A divorce in Texas may go one of two ways. You may choose to file under one of three no-fault grounds or one of seven fault-based findings. The way you proceed depends on the circumstances surrounding the separation.
No-fault reasons include living apart for a lengthy time, mental hospitalization and insupportability or irreconcilable differences. These three reasons may arise in circumstances where your spouse is not reachable. In the case of insupportability, the case may proceed through normal channels. These are some of the most popular grounds for a fault-based divorce filing according to Texas State Family Code.
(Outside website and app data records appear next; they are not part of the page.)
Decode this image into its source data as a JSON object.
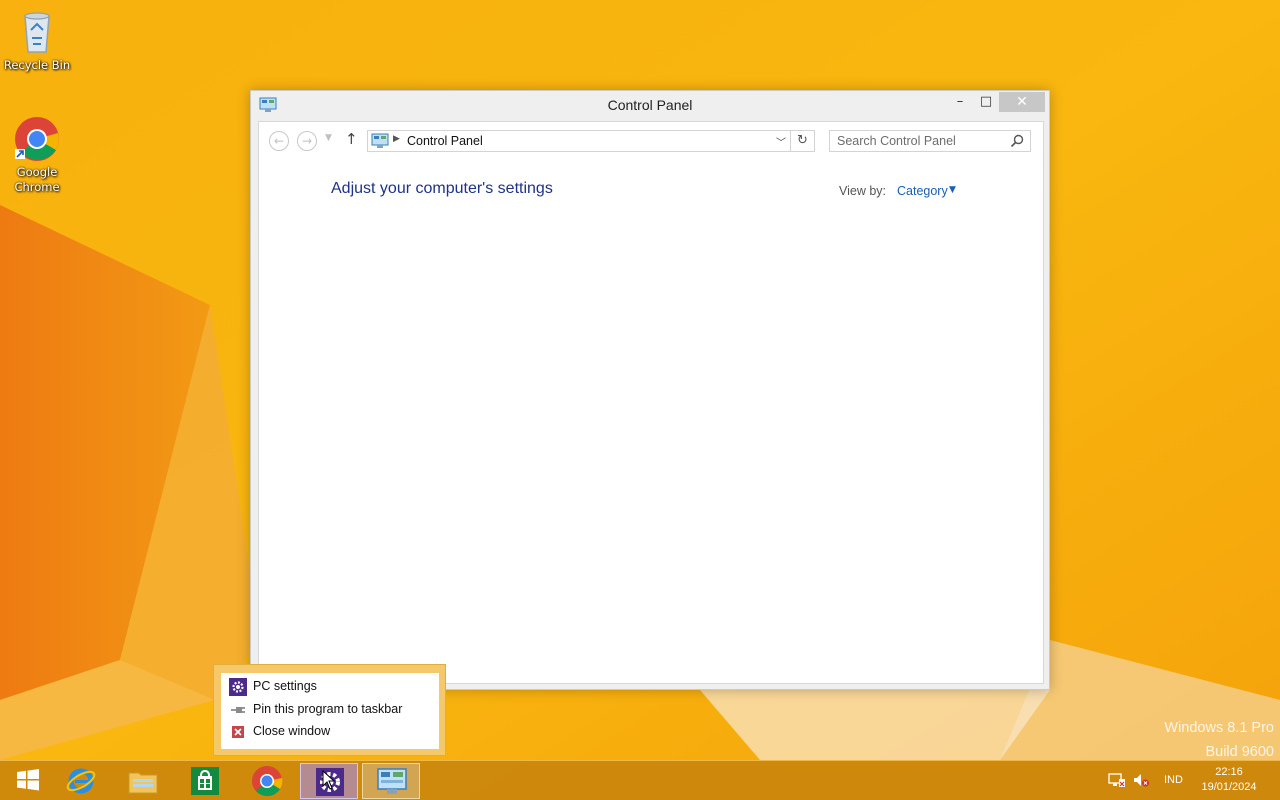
{
  "desktop": {
    "icons": [
      {
        "label": "Recycle Bin",
        "icon": "recycle-bin-icon"
      },
      {
        "label": "Google Chrome",
        "icon": "chrome-icon"
      }
    ],
    "watermark": {
      "line1": "Windows 8.1 Pro",
      "line2": "Build 9600"
    }
  },
  "window": {
    "title": "Control Panel",
    "controls": {
      "minimize": "–",
      "maximize": "□",
      "close": "✕"
    },
    "address": {
      "crumb": "Control Panel"
    },
    "search": {
      "placeholder": "Search Control Panel"
    },
    "heading": "Adjust your computer's settings",
    "view_by": {
      "label": "View by:",
      "value": "Category"
    }
  },
  "jumplist": {
    "items": [
      {
        "label": "PC settings",
        "icon": "pc-settings-gear-icon"
      },
      {
        "label": "Pin this program to taskbar",
        "icon": "pin-icon"
      },
      {
        "label": "Close window",
        "icon": "close-window-icon"
      }
    ]
  },
  "taskbar": {
    "items": [
      "start",
      "internet-explorer",
      "file-explorer",
      "store",
      "chrome",
      "pc-settings",
      "control-panel"
    ],
    "tray": {
      "language": "IND",
      "time": "22:16",
      "date": "19/01/2024"
    }
  },
  "colors": {
    "wallpaper": "#f6a609",
    "heading": "#1e3287",
    "link": "#1a5fb4",
    "pc_settings": "#4b2a8c"
  }
}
The most commonly used basis for an at-fault divorce is one spouse cheating on the other. To make this mean something, the innocent spouse must have evidence of the affair. While this does not have to be physical proof, the record must contain evidence, such as financial statements, that support this path.
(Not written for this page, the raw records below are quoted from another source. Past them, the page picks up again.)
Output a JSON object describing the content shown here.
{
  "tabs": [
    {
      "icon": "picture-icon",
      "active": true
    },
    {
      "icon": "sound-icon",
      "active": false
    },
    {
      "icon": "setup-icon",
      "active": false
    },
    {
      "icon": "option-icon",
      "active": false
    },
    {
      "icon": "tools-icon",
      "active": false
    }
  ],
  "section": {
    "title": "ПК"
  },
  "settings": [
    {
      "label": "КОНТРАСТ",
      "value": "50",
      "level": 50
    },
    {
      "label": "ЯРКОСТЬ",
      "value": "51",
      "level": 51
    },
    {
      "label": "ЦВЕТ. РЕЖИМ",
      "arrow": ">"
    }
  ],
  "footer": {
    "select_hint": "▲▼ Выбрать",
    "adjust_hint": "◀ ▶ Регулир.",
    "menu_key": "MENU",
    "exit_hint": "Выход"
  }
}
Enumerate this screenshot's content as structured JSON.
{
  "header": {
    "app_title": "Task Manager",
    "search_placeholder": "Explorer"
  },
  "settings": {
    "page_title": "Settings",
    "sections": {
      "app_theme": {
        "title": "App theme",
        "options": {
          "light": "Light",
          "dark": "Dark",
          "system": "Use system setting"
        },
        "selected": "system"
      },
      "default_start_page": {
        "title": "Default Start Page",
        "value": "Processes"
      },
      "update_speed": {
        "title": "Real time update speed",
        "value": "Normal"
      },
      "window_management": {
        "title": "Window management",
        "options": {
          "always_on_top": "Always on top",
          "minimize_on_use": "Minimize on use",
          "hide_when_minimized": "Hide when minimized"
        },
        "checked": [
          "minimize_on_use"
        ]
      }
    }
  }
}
One spouse may file for divorce if the other is abusive physically, emotionally or mentally. The innocent spouse must again have a basis for this filing, and proof in the form of police reports, medical records, and prior court proceedings may come in handy.
When one spouse leaves and stops supporting the other financially or emotionally, an abandonment claim may ensue. During this proceeding, the spouse who is no longer around may have to appear and explain the absence.
There are a few ways you can go about filing for divorce in Texas. Since no two divorces are alike, getting some advice on how to proceed may prove beneficial.